╭─ Exercise data

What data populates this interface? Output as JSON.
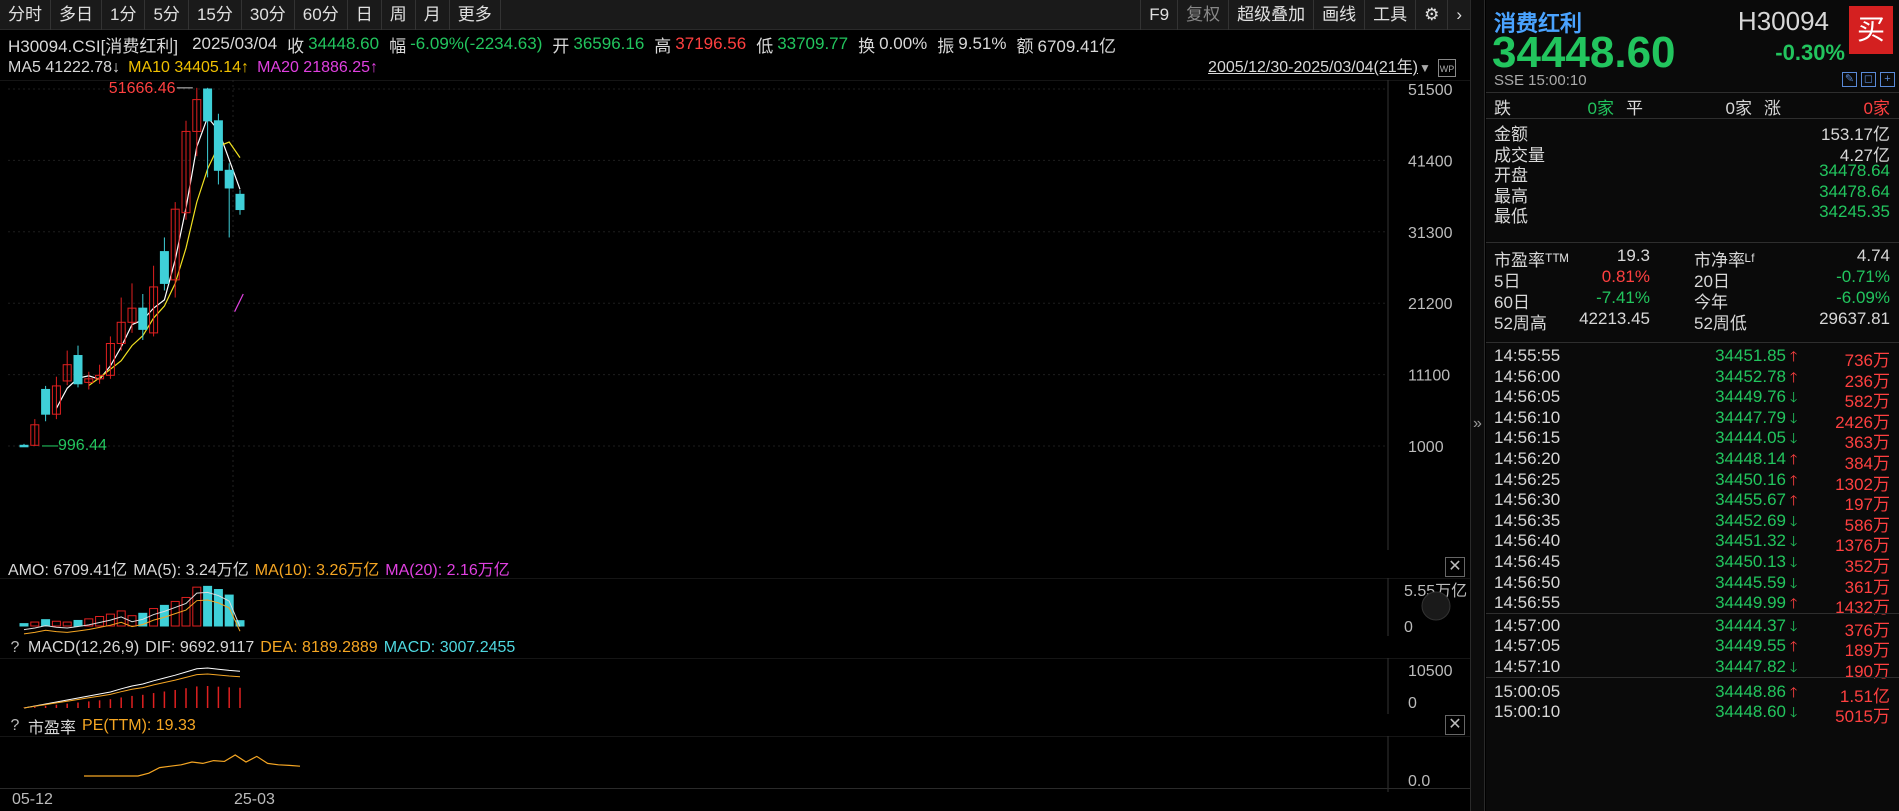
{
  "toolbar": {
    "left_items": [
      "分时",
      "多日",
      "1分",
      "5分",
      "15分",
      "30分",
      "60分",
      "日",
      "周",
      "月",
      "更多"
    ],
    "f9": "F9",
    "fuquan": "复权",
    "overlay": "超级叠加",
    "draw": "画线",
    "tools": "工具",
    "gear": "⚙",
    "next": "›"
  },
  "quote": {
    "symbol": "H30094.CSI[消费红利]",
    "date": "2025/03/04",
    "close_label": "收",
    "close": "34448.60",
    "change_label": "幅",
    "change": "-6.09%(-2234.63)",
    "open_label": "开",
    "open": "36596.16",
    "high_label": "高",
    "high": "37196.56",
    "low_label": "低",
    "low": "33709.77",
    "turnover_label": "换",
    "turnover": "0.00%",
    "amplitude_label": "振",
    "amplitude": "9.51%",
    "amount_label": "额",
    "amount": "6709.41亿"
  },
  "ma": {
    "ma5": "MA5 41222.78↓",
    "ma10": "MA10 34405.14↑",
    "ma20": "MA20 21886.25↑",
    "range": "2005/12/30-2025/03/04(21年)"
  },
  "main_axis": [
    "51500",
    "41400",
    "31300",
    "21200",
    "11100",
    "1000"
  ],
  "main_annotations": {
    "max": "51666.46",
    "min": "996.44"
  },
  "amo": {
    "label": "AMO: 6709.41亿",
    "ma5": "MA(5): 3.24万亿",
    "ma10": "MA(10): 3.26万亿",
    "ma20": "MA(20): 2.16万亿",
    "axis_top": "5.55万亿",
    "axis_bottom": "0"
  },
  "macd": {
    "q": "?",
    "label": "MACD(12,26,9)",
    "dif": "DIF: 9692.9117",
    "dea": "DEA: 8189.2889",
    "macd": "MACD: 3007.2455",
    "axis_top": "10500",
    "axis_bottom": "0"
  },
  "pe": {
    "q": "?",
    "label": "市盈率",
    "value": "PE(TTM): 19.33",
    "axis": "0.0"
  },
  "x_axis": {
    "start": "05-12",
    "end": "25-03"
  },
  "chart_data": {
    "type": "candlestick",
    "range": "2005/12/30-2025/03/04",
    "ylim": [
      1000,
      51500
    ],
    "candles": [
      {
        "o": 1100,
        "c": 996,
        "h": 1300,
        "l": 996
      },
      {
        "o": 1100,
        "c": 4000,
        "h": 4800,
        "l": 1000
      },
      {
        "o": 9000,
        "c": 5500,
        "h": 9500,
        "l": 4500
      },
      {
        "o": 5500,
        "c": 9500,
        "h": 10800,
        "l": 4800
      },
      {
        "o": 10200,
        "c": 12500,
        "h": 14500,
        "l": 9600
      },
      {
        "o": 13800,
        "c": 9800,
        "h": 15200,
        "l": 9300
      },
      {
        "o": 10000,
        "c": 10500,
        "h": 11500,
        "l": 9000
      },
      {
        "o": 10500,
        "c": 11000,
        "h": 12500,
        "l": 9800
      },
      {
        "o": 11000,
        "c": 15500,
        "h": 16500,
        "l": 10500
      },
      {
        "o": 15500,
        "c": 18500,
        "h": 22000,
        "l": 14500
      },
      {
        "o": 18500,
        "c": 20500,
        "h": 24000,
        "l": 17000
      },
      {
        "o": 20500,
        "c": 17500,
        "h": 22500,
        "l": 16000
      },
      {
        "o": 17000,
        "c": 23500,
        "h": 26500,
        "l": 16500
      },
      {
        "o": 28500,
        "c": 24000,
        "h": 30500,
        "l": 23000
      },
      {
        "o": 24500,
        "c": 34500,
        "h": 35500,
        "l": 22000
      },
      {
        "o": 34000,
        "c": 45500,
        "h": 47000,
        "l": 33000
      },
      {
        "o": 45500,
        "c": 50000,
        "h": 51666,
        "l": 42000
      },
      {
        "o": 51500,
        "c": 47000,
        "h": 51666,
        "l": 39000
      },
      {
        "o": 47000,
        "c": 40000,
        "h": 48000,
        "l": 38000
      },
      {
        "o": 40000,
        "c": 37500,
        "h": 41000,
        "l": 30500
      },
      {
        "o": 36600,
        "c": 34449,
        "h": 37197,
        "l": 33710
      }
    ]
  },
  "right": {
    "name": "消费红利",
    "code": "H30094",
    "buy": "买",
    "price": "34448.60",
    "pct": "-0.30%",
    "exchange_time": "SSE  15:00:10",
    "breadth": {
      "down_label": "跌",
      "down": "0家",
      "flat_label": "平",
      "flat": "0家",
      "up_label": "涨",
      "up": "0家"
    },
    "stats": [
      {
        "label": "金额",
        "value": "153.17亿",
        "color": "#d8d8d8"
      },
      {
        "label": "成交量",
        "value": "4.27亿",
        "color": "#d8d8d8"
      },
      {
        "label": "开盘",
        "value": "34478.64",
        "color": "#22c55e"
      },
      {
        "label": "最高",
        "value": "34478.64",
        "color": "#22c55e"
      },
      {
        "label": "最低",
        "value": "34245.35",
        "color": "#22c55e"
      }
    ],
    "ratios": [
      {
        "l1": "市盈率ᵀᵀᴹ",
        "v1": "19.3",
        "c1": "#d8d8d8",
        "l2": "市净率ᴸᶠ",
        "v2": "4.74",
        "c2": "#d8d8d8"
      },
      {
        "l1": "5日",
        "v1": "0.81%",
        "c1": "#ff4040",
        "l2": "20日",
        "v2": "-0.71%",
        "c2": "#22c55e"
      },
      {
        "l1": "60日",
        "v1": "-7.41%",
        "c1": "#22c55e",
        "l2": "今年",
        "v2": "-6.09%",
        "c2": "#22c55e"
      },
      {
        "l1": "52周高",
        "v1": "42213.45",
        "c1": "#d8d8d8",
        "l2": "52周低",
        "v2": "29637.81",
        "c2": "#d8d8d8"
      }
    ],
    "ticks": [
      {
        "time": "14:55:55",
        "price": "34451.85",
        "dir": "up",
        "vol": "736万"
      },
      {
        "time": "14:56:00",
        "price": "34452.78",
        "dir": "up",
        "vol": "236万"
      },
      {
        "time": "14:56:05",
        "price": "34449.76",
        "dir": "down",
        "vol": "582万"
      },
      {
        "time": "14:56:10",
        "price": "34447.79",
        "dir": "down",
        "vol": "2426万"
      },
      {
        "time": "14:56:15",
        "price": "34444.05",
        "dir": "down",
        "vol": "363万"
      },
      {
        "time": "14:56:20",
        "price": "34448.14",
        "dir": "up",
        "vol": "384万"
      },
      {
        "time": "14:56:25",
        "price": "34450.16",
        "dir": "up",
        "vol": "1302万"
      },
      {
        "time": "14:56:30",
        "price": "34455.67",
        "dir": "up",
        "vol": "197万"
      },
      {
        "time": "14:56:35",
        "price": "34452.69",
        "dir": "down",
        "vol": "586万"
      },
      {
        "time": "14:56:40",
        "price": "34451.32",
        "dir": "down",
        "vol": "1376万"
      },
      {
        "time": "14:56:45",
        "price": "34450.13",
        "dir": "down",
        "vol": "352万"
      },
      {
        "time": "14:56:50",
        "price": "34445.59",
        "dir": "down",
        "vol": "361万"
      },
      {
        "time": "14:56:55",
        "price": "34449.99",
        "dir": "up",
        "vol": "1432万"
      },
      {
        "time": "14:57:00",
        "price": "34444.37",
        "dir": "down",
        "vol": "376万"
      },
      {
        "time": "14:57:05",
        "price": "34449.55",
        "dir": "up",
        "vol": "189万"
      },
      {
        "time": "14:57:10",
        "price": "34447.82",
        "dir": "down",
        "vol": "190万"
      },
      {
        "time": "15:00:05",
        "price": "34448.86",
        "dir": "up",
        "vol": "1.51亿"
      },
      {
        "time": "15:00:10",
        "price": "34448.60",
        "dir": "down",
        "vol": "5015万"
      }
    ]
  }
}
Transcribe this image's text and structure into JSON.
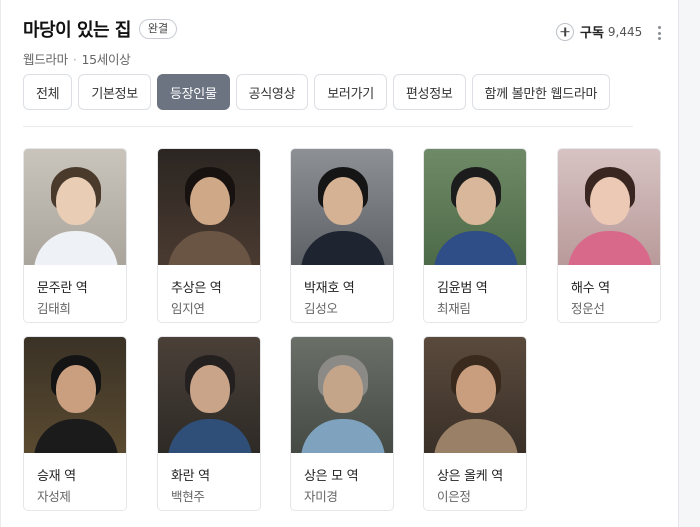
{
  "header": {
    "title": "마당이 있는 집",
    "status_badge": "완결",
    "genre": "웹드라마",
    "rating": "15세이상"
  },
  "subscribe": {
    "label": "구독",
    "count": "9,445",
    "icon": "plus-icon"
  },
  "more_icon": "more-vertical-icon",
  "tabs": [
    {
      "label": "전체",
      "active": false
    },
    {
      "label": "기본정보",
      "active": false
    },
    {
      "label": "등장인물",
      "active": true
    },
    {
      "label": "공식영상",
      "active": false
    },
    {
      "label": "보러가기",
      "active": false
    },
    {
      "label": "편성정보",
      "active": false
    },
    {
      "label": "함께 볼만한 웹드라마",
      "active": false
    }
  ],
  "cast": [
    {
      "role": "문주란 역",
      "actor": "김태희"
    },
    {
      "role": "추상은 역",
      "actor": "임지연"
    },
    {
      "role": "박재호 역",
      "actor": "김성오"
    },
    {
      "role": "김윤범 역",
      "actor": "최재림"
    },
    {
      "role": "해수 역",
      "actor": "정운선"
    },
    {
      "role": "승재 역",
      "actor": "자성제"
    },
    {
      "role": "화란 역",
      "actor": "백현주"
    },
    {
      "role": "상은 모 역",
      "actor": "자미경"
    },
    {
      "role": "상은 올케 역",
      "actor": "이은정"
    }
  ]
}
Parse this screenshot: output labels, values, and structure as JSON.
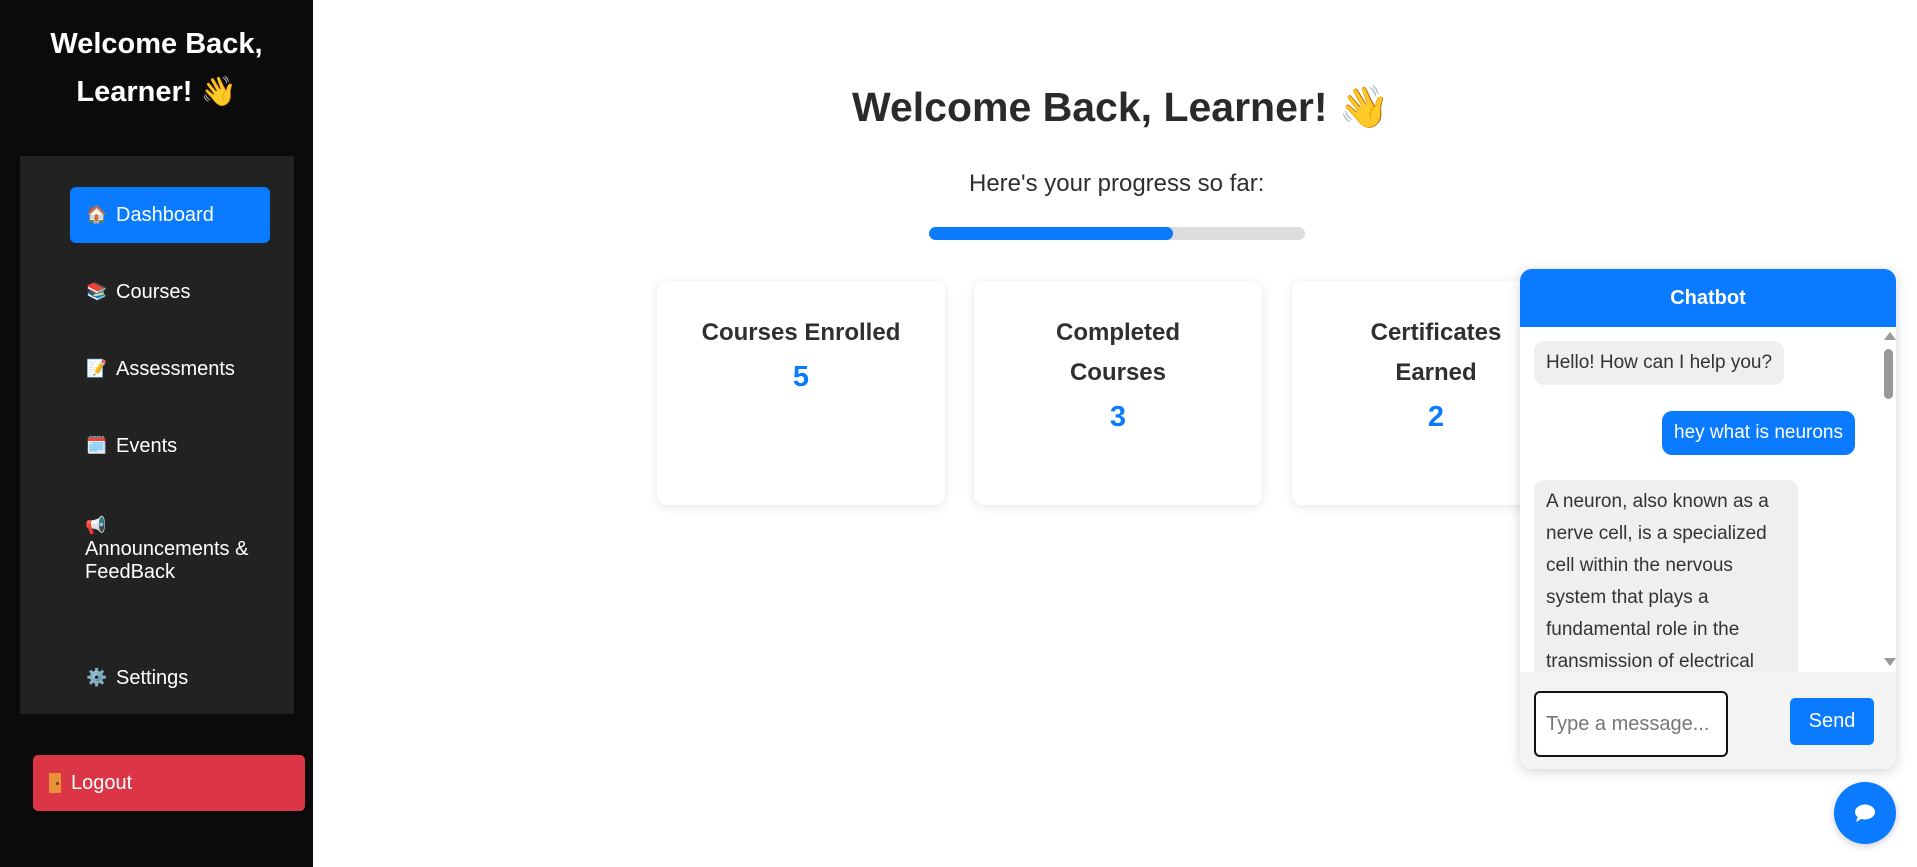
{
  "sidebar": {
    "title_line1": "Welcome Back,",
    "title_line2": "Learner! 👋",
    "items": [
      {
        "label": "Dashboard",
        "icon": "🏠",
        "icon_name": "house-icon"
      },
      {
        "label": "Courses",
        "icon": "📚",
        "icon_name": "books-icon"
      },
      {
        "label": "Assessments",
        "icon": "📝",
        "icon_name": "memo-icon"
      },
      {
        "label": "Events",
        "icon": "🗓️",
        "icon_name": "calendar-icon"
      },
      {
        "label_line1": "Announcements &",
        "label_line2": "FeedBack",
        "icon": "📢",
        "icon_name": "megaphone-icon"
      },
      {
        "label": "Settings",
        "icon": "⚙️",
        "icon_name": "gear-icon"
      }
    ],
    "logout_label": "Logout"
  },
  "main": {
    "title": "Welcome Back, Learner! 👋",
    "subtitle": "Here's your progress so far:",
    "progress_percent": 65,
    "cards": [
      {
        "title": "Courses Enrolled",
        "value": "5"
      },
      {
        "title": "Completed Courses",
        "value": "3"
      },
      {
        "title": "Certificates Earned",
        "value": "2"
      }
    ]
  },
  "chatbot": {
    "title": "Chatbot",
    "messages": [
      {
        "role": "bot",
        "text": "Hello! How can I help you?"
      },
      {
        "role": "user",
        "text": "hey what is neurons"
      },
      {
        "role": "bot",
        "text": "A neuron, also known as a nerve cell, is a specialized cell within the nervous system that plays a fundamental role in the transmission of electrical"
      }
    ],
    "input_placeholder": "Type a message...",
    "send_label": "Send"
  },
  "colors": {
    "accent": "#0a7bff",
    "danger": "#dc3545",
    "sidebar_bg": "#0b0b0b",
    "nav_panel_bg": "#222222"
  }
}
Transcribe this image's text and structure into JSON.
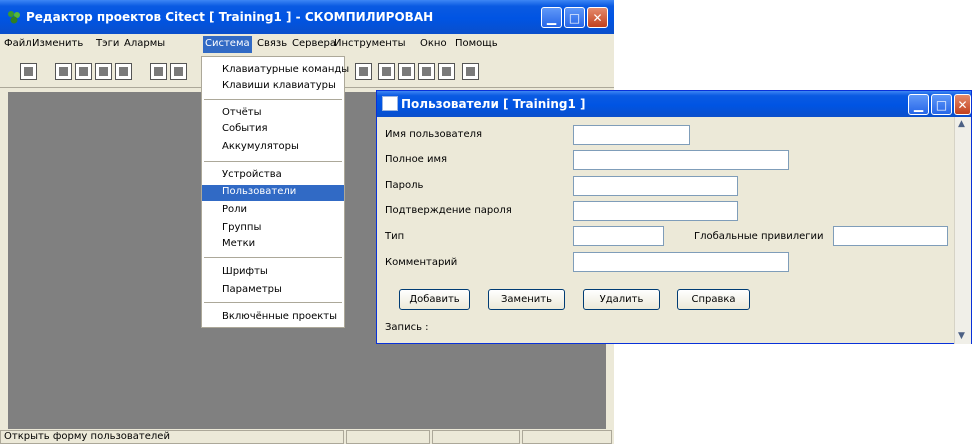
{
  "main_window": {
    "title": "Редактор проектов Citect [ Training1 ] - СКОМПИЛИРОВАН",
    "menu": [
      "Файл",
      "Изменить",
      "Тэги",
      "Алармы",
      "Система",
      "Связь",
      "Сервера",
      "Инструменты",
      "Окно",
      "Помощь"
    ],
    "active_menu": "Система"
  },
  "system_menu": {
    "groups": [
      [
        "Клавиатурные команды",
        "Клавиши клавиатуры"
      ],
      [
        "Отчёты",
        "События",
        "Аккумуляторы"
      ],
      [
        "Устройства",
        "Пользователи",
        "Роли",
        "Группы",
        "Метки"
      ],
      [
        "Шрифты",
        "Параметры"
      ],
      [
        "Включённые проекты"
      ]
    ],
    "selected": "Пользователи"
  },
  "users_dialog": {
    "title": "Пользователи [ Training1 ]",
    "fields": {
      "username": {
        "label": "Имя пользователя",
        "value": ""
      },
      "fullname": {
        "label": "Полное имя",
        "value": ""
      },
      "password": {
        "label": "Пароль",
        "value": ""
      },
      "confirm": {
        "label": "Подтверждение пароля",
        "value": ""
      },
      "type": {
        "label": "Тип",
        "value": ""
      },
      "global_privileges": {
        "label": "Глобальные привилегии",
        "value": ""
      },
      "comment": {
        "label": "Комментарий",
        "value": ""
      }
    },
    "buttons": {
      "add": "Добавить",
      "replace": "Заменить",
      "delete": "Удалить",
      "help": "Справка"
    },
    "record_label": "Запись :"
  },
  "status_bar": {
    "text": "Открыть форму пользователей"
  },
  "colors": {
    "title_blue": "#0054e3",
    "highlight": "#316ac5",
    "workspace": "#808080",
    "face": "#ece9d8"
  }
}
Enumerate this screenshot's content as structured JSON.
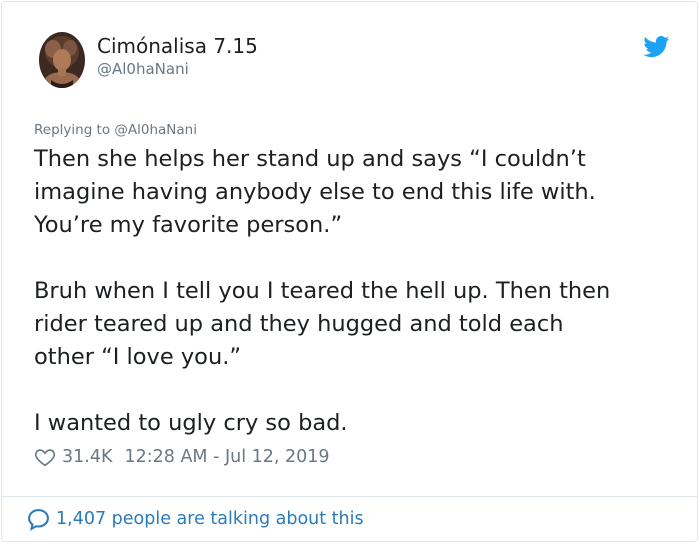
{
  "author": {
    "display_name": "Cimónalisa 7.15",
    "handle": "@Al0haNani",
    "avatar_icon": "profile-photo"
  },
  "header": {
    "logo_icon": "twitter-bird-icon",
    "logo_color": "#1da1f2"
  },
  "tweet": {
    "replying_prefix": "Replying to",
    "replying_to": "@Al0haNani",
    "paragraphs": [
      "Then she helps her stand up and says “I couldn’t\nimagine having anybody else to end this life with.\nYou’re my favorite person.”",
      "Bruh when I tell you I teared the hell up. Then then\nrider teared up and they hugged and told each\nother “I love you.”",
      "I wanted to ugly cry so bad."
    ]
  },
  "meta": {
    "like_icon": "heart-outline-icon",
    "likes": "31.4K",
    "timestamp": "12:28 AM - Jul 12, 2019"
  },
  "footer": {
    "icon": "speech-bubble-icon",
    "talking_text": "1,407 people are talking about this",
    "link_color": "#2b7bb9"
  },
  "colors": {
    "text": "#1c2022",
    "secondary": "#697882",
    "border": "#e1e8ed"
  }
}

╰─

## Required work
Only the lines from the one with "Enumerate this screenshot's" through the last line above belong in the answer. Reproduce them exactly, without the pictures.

## Exercise answer
Enumerate this screenshot's content as structured JSON.
{
  "author": {
    "display_name": "Cimónalisa 7.15",
    "handle": "@Al0haNani",
    "avatar_icon": "profile-photo"
  },
  "header": {
    "logo_icon": "twitter-bird-icon",
    "logo_color": "#1da1f2"
  },
  "tweet": {
    "replying_prefix": "Replying to",
    "replying_to": "@Al0haNani",
    "paragraphs": [
      "Then she helps her stand up and says “I couldn’t\nimagine having anybody else to end this life with.\nYou’re my favorite person.”",
      "Bruh when I tell you I teared the hell up. Then then\nrider teared up and they hugged and told each\nother “I love you.”",
      "I wanted to ugly cry so bad."
    ]
  },
  "meta": {
    "like_icon": "heart-outline-icon",
    "likes": "31.4K",
    "timestamp": "12:28 AM - Jul 12, 2019"
  },
  "footer": {
    "icon": "speech-bubble-icon",
    "talking_text": "1,407 people are talking about this",
    "link_color": "#2b7bb9"
  },
  "colors": {
    "text": "#1c2022",
    "secondary": "#697882",
    "border": "#e1e8ed"
  }
}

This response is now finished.